An investigation into the potential to produce hydrogen in Southland for use in commercial vehicles and as a storable fuel source is under way.
The Southland Hydrogen Assessment is being carried out by Venture Southland to focus on the production of hydrogen from renewable sources.
The organisation predicts the fuel could be available in the region within a decade.
Venture enterprise and strategic projects group manager Steve Canny told the Venture Southland Joint Committee this month that oil prices for 2015 were predicted to reach US$200 (NZ$227) per barrel, about double the current level, as oil became less accessible.
New Zealand relied heavily on road transport, so was vulnerable to oil costs, he said.
The report would look at the infrastructure and fuel storage required to provide hydrogen to heavy vehicles in the region, while also looking at the potential to create it, he said.
"What we are looking at ... is the ability to use hydrogen as a potential transport fuel or energy storage technology.
"The challenge is that this fuel is quite expensive to produce but is a dense energy fuel and you can get a good output," Mr Canny said.
However, the use of hydrogen depended on future technology developments in places like Asia, Europe and America, where vehicle manufacturers were developing fuel cells that would make hydrogen use in vehicles commercially viable, he said.
If successful, the hydrogen production technology could also be used to provide back-up power for the likes of Oban, on Stewart Island, to reduce the reliance on diesel, he said.
Meridian Energy general manager renewable energy Ken Smales said the company had looked into producing hydrogen in 2002, but it was costly and dangerous to use so it did not proceed with its investigations.
New Zealanders had demonstrated they valued the energy that was created through wind turbines and hydro dams – which can be used to create hydrogen – and a lot would have to change within the hydrogen developments for Meridian to once again look into producing hydrogen, he said.
The cost of Venture's study is $5000. It will be peer reviewed by Crown science company Industrial Research Ltd before being made available to the public about mid-October.
DID YOU KNOW?

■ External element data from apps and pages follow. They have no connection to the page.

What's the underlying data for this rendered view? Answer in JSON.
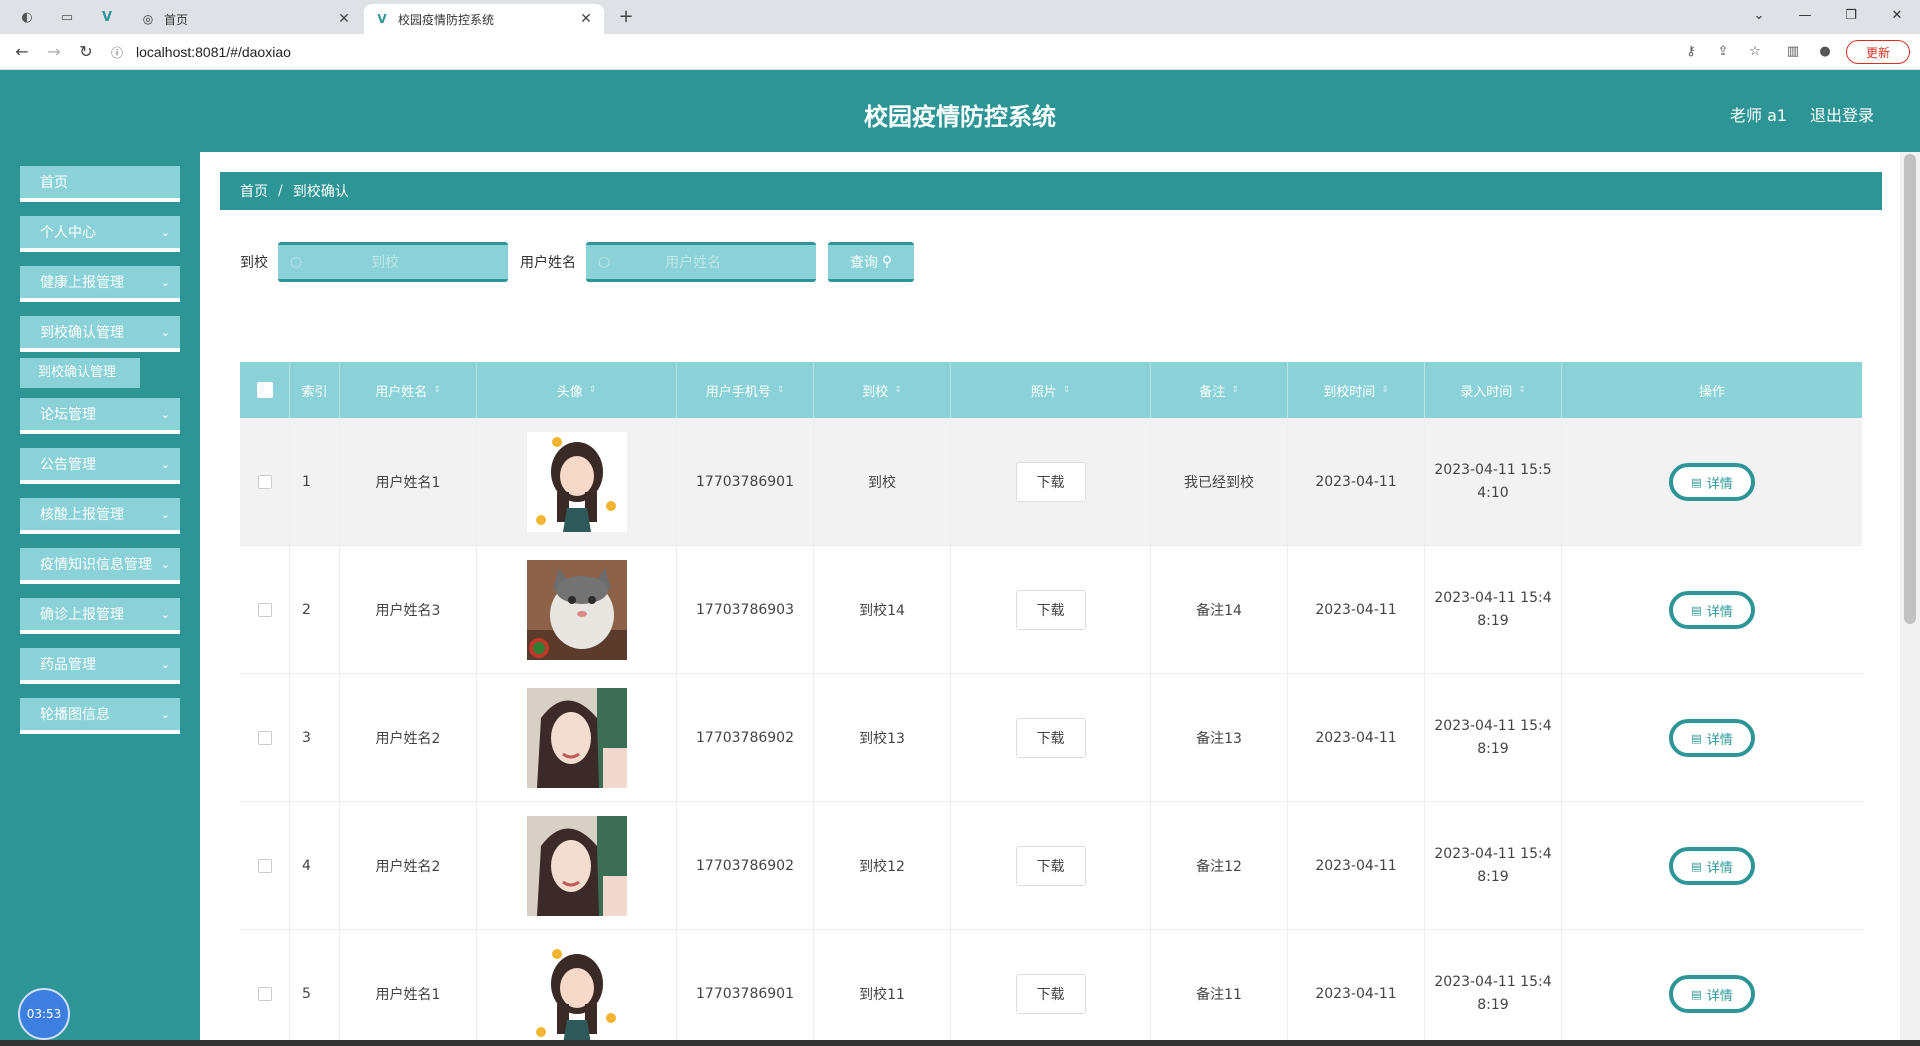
{
  "browser": {
    "tabs": [
      {
        "title": "首页",
        "active": false
      },
      {
        "title": "校园疫情防控系统",
        "active": true
      }
    ],
    "url": "localhost:8081/#/daoxiao",
    "update_label": "更新"
  },
  "header": {
    "title": "校园疫情防控系统",
    "user": "老师 a1",
    "logout": "退出登录"
  },
  "sidebar": {
    "items": [
      {
        "label": "首页",
        "has_children": false
      },
      {
        "label": "个人中心",
        "has_children": true
      },
      {
        "label": "健康上报管理",
        "has_children": true
      },
      {
        "label": "到校确认管理",
        "has_children": true
      },
      {
        "label": "论坛管理",
        "has_children": true
      },
      {
        "label": "公告管理",
        "has_children": true
      },
      {
        "label": "核酸上报管理",
        "has_children": true
      },
      {
        "label": "疫情知识信息管理",
        "has_children": true
      },
      {
        "label": "确诊上报管理",
        "has_children": true
      },
      {
        "label": "药品管理",
        "has_children": true
      },
      {
        "label": "轮播图信息",
        "has_children": true
      }
    ],
    "sub_item": "到校确认管理",
    "timer": "03:53"
  },
  "breadcrumb": {
    "home": "首页",
    "sep": "/",
    "current": "到校确认"
  },
  "search": {
    "daoxiao_label": "到校",
    "daoxiao_placeholder": "到校",
    "name_label": "用户姓名",
    "name_placeholder": "用户姓名",
    "button": "查询"
  },
  "table": {
    "columns": [
      "索引",
      "用户姓名",
      "头像",
      "用户手机号",
      "到校",
      "照片",
      "备注",
      "到校时间",
      "录入时间",
      "操作"
    ],
    "download_label": "下载",
    "detail_label": "详情",
    "rows": [
      {
        "index": "1",
        "name": "用户姓名1",
        "avatar": "girl-cartoon",
        "phone": "17703786901",
        "daoxiao": "到校",
        "note": "我已经到校",
        "date": "2023-04-11",
        "created_line1": "2023-04-11 15:5",
        "created_line2": "4:10"
      },
      {
        "index": "2",
        "name": "用户姓名3",
        "avatar": "cat",
        "phone": "17703786903",
        "daoxiao": "到校14",
        "note": "备注14",
        "date": "2023-04-11",
        "created_line1": "2023-04-11 15:4",
        "created_line2": "8:19"
      },
      {
        "index": "3",
        "name": "用户姓名2",
        "avatar": "woman-painting",
        "phone": "17703786902",
        "daoxiao": "到校13",
        "note": "备注13",
        "date": "2023-04-11",
        "created_line1": "2023-04-11 15:4",
        "created_line2": "8:19"
      },
      {
        "index": "4",
        "name": "用户姓名2",
        "avatar": "woman-painting",
        "phone": "17703786902",
        "daoxiao": "到校12",
        "note": "备注12",
        "date": "2023-04-11",
        "created_line1": "2023-04-11 15:4",
        "created_line2": "8:19"
      },
      {
        "index": "5",
        "name": "用户姓名1",
        "avatar": "girl-cartoon",
        "phone": "17703786901",
        "daoxiao": "到校11",
        "note": "备注11",
        "date": "2023-04-11",
        "created_line1": "2023-04-11 15:4",
        "created_line2": "8:19"
      }
    ]
  },
  "colors": {
    "primary": "#2d9596",
    "accent_light": "#8ad2d7"
  }
}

- It is possible to turn hydrogen into electrical energy with no waste except clean water
- The reconversion of hydrogen through fuel cells can be up to 2.5 times as efficient as internal fuel combustion
- Hydrogen is most commonly produced from fossil-based fuels, but can also come from sources such as hydro, solar energy and wind turbines
- If hydrogen is prepared without using fossil fuel inputs, vehicles would not contribute to carbon dioxide emissions
- © Fairfax NZ News